Problem. Repeat all of the data exactly. Leave nothing out.

+++ Exercise data +++

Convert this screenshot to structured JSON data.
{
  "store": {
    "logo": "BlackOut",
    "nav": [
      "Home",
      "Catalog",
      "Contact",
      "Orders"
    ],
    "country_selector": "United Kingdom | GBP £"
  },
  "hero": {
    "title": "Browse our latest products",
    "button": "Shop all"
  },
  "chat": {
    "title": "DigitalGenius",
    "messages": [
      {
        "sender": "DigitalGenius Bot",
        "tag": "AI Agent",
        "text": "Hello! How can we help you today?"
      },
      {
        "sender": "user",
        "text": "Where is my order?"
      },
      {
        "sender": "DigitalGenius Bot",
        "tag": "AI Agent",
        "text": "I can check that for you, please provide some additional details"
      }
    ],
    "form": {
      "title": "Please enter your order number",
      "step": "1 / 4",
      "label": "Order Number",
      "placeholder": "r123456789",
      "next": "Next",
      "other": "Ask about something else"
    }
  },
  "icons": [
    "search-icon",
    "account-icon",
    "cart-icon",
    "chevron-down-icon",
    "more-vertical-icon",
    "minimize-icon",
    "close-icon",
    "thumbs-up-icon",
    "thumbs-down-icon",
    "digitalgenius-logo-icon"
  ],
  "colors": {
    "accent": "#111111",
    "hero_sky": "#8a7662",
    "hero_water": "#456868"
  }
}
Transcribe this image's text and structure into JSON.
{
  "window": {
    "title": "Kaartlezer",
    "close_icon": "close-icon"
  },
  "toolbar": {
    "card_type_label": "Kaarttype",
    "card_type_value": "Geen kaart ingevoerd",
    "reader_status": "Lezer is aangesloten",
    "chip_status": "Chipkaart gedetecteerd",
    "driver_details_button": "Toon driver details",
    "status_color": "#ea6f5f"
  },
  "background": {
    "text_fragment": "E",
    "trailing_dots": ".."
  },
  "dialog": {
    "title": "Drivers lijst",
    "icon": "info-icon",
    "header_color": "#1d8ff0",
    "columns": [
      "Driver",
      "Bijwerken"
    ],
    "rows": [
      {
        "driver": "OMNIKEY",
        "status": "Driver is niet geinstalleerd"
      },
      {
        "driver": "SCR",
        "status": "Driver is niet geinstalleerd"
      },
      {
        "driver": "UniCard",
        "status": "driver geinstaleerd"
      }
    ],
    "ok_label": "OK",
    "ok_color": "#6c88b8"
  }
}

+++

Your solution.
Convert this screenshot to structured JSON data.
{
  "store": {
    "logo": "BlackOut",
    "nav": [
      "Home",
      "Catalog",
      "Contact",
      "Orders"
    ],
    "country_selector": "United Kingdom | GBP £"
  },
  "hero": {
    "title": "Browse our latest products",
    "button": "Shop all"
  },
  "chat": {
    "title": "DigitalGenius",
    "messages": [
      {
        "sender": "DigitalGenius Bot",
        "tag": "AI Agent",
        "text": "Hello! How can we help you today?"
      },
      {
        "sender": "user",
        "text": "Where is my order?"
      },
      {
        "sender": "DigitalGenius Bot",
        "tag": "AI Agent",
        "text": "I can check that for you, please provide some additional details"
      }
    ],
    "form": {
      "title": "Please enter your order number",
      "step": "1 / 4",
      "label": "Order Number",
      "placeholder": "r123456789",
      "next": "Next",
      "other": "Ask about something else"
    }
  },
  "icons": [
    "search-icon",
    "account-icon",
    "cart-icon",
    "chevron-down-icon",
    "more-vertical-icon",
    "minimize-icon",
    "close-icon",
    "thumbs-up-icon",
    "thumbs-down-icon",
    "digitalgenius-logo-icon"
  ],
  "colors": {
    "accent": "#111111",
    "hero_sky": "#8a7662",
    "hero_water": "#456868"
  }
}
Transcribe this image's text and structure into JSON.
{
  "window": {
    "title": "Kaartlezer",
    "close_icon": "close-icon"
  },
  "toolbar": {
    "card_type_label": "Kaarttype",
    "card_type_value": "Geen kaart ingevoerd",
    "reader_status": "Lezer is aangesloten",
    "chip_status": "Chipkaart gedetecteerd",
    "driver_details_button": "Toon driver details",
    "status_color": "#ea6f5f"
  },
  "background": {
    "text_fragment": "E",
    "trailing_dots": ".."
  },
  "dialog": {
    "title": "Drivers lijst",
    "icon": "info-icon",
    "header_color": "#1d8ff0",
    "columns": [
      "Driver",
      "Bijwerken"
    ],
    "rows": [
      {
        "driver": "OMNIKEY",
        "status": "Driver is niet geinstalleerd"
      },
      {
        "driver": "SCR",
        "status": "Driver is niet geinstalleerd"
      },
      {
        "driver": "UniCard",
        "status": "driver geinstaleerd"
      }
    ],
    "ok_label": "OK",
    "ok_color": "#6c88b8"
  }
}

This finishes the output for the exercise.